> [Work instructions]
For each line of the data below that holds "value", copy the line.

**** Records for this task ****

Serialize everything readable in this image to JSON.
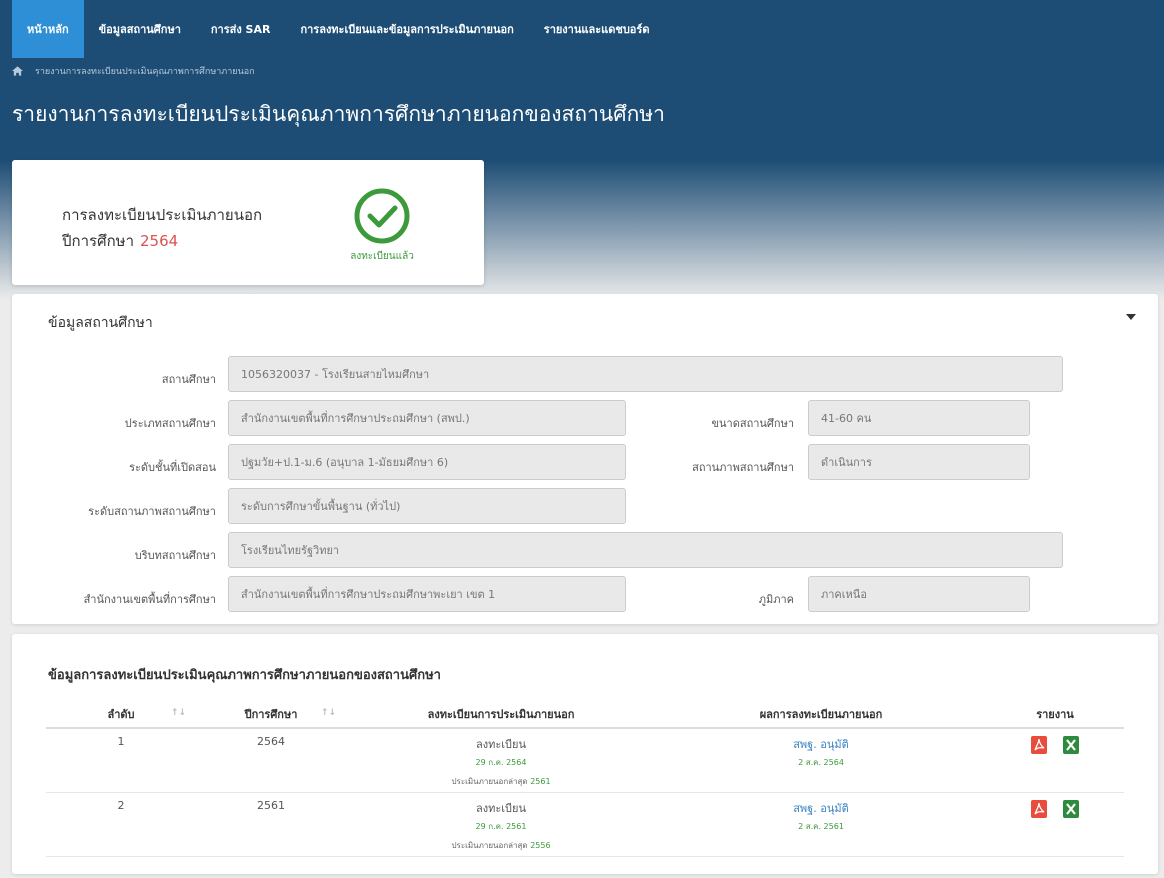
{
  "nav": {
    "items": [
      {
        "label": "หน้าหลัก",
        "active": true
      },
      {
        "label": "ข้อมูลสถานศึกษา",
        "active": false
      },
      {
        "label": "การส่ง SAR",
        "active": false
      },
      {
        "label": "การลงทะเบียนและข้อมูลการประเมินภายนอก",
        "active": false
      },
      {
        "label": "รายงานและแดชบอร์ด",
        "active": false
      }
    ]
  },
  "breadcrumb": {
    "home_icon": "home-icon",
    "current": "รายงานการลงทะเบียนประเมินคุณภาพการศึกษาภายนอก"
  },
  "page_title": "รายงานการลงทะเบียนประเมินคุณภาพการศึกษาภายนอกของสถานศึกษา",
  "registration": {
    "line1": "การลงทะเบียนประเมินภายนอก",
    "year_label": "ปีการศึกษา",
    "year": "2564",
    "status": "ลงทะเบียนแล้ว",
    "status_icon": "check-circle-icon"
  },
  "school_info": {
    "title": "ข้อมูลสถานศึกษา",
    "fields": {
      "school": {
        "label": "สถานศึกษา",
        "value": "1056320037 - โรงเรียนสายไหมศึกษา"
      },
      "school_type": {
        "label": "ประเภทสถานศึกษา",
        "value": "สำนักงานเขตพื้นที่การศึกษาประถมศึกษา (สพป.)"
      },
      "school_size": {
        "label": "ขนาดสถานศึกษา",
        "value": "41-60 คน"
      },
      "levels": {
        "label": "ระดับชั้นที่เปิดสอน",
        "value": "ปฐมวัย+ป.1-ม.6 (อนุบาล 1-มัธยมศึกษา 6)"
      },
      "status": {
        "label": "สถานภาพสถานศึกษา",
        "value": "ดำเนินการ"
      },
      "level_status": {
        "label": "ระดับสถานภาพสถานศึกษา",
        "value": "ระดับการศึกษาขั้นพื้นฐาน (ทั่วไป)"
      },
      "context": {
        "label": "บริบทสถานศึกษา",
        "value": "โรงเรียนไทยรัฐวิทยา"
      },
      "office": {
        "label": "สำนักงานเขตพื้นที่การศึกษา",
        "value": "สำนักงานเขตพื้นที่การศึกษาประถมศึกษาพะเยา เขต 1"
      },
      "region": {
        "label": "ภูมิภาค",
        "value": "ภาคเหนือ"
      }
    }
  },
  "reg_table": {
    "title": "ข้อมูลการลงทะเบียนประเมินคุณภาพการศึกษาภายนอกของสถานศึกษา",
    "headers": [
      "ลำดับ",
      "ปีการศึกษา",
      "ลงทะเบียนการประเมินภายนอก",
      "ผลการลงทะเบียนภายนอก",
      "รายงาน"
    ],
    "sort_icon": "↑↓",
    "rows": [
      {
        "no": "1",
        "year": "2564",
        "reg_label": "ลงทะเบียน",
        "reg_date": "29 ก.ค. 2564",
        "last_eval_label": "ประเมินภายนอกล่าสุด",
        "last_eval_year": "2561",
        "result_label": "สพฐ. อนุมัติ",
        "result_date": "2 ส.ค. 2564"
      },
      {
        "no": "2",
        "year": "2561",
        "reg_label": "ลงทะเบียน",
        "reg_date": "29 ก.ค. 2561",
        "last_eval_label": "ประเมินภายนอกล่าสุด",
        "last_eval_year": "2556",
        "result_label": "สพฐ. อนุมัติ",
        "result_date": "2 ส.ค. 2561"
      }
    ],
    "icons": {
      "pdf": "pdf-file-icon",
      "excel": "excel-file-icon"
    },
    "colors": {
      "pdf": "#e74c3c",
      "excel": "#2e8b3e",
      "approved": "#3a7fc1",
      "date": "#3c9a3c"
    }
  },
  "colors": {
    "header_bg": "#1d4d75",
    "nav_active": "#2e8fd6",
    "year_red": "#d9534f",
    "check_green": "#3c9a3c"
  }
}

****

> [Task result]
        "value": "1056320037 - โรงเรียนสายไหมศึกษา"
        "value": "สำนักงานเขตพื้นที่การศึกษาประถมศึกษา (สพป.)"
        "value": "41-60 คน"
        "value": "ปฐมวัย+ป.1-ม.6 (อนุบาล 1-มัธยมศึกษา 6)"
        "value": "ดำเนินการ"
        "value": "ระดับการศึกษาขั้นพื้นฐาน (ทั่วไป)"
        "value": "โรงเรียนไทยรัฐวิทยา"
        "value": "สำนักงานเขตพื้นที่การศึกษาประถมศึกษาพะเยา เขต 1"
        "value": "ภาคเหนือ"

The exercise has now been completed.